Collected data entries

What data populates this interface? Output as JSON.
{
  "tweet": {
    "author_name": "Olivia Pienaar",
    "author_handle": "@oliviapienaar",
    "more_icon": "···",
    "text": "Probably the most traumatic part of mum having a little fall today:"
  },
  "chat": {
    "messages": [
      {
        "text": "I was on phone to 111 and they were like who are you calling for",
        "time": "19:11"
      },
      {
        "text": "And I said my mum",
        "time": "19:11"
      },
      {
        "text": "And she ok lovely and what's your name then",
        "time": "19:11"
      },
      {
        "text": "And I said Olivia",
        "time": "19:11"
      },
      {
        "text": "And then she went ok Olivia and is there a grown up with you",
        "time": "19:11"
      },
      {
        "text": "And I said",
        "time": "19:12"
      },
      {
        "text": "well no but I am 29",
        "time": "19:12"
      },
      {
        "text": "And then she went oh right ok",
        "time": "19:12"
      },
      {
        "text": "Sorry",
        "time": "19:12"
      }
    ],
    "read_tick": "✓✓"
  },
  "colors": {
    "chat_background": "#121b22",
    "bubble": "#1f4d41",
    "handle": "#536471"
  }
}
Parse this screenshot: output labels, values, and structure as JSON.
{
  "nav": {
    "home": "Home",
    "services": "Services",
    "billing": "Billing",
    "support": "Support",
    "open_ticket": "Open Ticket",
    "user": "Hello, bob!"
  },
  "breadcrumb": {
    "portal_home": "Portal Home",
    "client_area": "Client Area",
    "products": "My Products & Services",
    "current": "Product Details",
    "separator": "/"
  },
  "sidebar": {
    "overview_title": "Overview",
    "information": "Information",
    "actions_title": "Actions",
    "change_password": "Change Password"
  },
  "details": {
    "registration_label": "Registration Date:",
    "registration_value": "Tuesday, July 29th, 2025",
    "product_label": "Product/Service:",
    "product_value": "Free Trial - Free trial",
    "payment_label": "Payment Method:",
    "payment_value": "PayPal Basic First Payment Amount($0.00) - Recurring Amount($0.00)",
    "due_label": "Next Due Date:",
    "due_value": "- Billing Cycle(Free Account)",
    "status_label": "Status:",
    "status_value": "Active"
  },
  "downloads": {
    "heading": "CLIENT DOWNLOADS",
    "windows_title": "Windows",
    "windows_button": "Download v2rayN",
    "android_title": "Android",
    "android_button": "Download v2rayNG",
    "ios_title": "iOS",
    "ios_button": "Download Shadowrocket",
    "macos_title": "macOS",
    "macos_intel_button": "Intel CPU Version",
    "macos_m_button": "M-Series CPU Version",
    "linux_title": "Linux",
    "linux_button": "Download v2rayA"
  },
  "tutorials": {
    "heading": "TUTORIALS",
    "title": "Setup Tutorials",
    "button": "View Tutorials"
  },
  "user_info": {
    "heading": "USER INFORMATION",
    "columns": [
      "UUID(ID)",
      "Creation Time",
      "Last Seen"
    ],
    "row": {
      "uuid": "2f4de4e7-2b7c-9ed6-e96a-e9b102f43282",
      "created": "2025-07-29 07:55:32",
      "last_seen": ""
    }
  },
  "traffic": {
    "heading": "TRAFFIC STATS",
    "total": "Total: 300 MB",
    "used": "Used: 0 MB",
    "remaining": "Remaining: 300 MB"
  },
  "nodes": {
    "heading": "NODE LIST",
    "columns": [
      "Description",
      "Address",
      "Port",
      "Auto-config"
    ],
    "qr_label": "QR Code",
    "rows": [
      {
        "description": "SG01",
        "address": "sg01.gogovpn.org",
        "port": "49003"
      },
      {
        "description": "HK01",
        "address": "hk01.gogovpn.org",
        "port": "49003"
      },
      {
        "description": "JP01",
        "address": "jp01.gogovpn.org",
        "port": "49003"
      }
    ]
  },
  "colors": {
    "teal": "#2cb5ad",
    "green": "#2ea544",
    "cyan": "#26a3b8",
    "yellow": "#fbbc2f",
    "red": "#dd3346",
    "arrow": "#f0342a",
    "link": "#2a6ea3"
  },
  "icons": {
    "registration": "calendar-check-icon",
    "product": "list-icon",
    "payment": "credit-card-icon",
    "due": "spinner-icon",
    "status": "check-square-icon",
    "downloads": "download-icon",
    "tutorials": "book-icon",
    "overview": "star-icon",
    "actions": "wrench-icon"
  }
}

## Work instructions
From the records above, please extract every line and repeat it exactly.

## Result for this exercise
What data populates this interface? Output as JSON.
{
  "tweet": {
    "author_name": "Olivia Pienaar",
    "author_handle": "@oliviapienaar",
    "more_icon": "···",
    "text": "Probably the most traumatic part of mum having a little fall today:"
  },
  "chat": {
    "messages": [
      {
        "text": "I was on phone to 111 and they were like who are you calling for",
        "time": "19:11"
      },
      {
        "text": "And I said my mum",
        "time": "19:11"
      },
      {
        "text": "And she ok lovely and what's your name then",
        "time": "19:11"
      },
      {
        "text": "And I said Olivia",
        "time": "19:11"
      },
      {
        "text": "And then she went ok Olivia and is there a grown up with you",
        "time": "19:11"
      },
      {
        "text": "And I said",
        "time": "19:12"
      },
      {
        "text": "well no but I am 29",
        "time": "19:12"
      },
      {
        "text": "And then she went oh right ok",
        "time": "19:12"
      },
      {
        "text": "Sorry",
        "time": "19:12"
      }
    ],
    "read_tick": "✓✓"
  },
  "colors": {
    "chat_background": "#121b22",
    "bubble": "#1f4d41",
    "handle": "#536471"
  }
}
Parse this screenshot: output labels, values, and structure as JSON.
{
  "nav": {
    "home": "Home",
    "services": "Services",
    "billing": "Billing",
    "support": "Support",
    "open_ticket": "Open Ticket",
    "user": "Hello, bob!"
  },
  "breadcrumb": {
    "portal_home": "Portal Home",
    "client_area": "Client Area",
    "products": "My Products & Services",
    "current": "Product Details",
    "separator": "/"
  },
  "sidebar": {
    "overview_title": "Overview",
    "information": "Information",
    "actions_title": "Actions",
    "change_password": "Change Password"
  },
  "details": {
    "registration_label": "Registration Date:",
    "registration_value": "Tuesday, July 29th, 2025",
    "product_label": "Product/Service:",
    "product_value": "Free Trial - Free trial",
    "payment_label": "Payment Method:",
    "payment_value": "PayPal Basic First Payment Amount($0.00) - Recurring Amount($0.00)",
    "due_label": "Next Due Date:",
    "due_value": "- Billing Cycle(Free Account)",
    "status_label": "Status:",
    "status_value": "Active"
  },
  "downloads": {
    "heading": "CLIENT DOWNLOADS",
    "windows_title": "Windows",
    "windows_button": "Download v2rayN",
    "android_title": "Android",
    "android_button": "Download v2rayNG",
    "ios_title": "iOS",
    "ios_button": "Download Shadowrocket",
    "macos_title": "macOS",
    "macos_intel_button": "Intel CPU Version",
    "macos_m_button": "M-Series CPU Version",
    "linux_title": "Linux",
    "linux_button": "Download v2rayA"
  },
  "tutorials": {
    "heading": "TUTORIALS",
    "title": "Setup Tutorials",
    "button": "View Tutorials"
  },
  "user_info": {
    "heading": "USER INFORMATION",
    "columns": [
      "UUID(ID)",
      "Creation Time",
      "Last Seen"
    ],
    "row": {
      "uuid": "2f4de4e7-2b7c-9ed6-e96a-e9b102f43282",
      "created": "2025-07-29 07:55:32",
      "last_seen": ""
    }
  },
  "traffic": {
    "heading": "TRAFFIC STATS",
    "total": "Total: 300 MB",
    "used": "Used: 0 MB",
    "remaining": "Remaining: 300 MB"
  },
  "nodes": {
    "heading": "NODE LIST",
    "columns": [
      "Description",
      "Address",
      "Port",
      "Auto-config"
    ],
    "qr_label": "QR Code",
    "rows": [
      {
        "description": "SG01",
        "address": "sg01.gogovpn.org",
        "port": "49003"
      },
      {
        "description": "HK01",
        "address": "hk01.gogovpn.org",
        "port": "49003"
      },
      {
        "description": "JP01",
        "address": "jp01.gogovpn.org",
        "port": "49003"
      }
    ]
  },
  "colors": {
    "teal": "#2cb5ad",
    "green": "#2ea544",
    "cyan": "#26a3b8",
    "yellow": "#fbbc2f",
    "red": "#dd3346",
    "arrow": "#f0342a",
    "link": "#2a6ea3"
  },
  "icons": {
    "registration": "calendar-check-icon",
    "product": "list-icon",
    "payment": "credit-card-icon",
    "due": "spinner-icon",
    "status": "check-square-icon",
    "downloads": "download-icon",
    "tutorials": "book-icon",
    "overview": "star-icon",
    "actions": "wrench-icon"
  }
}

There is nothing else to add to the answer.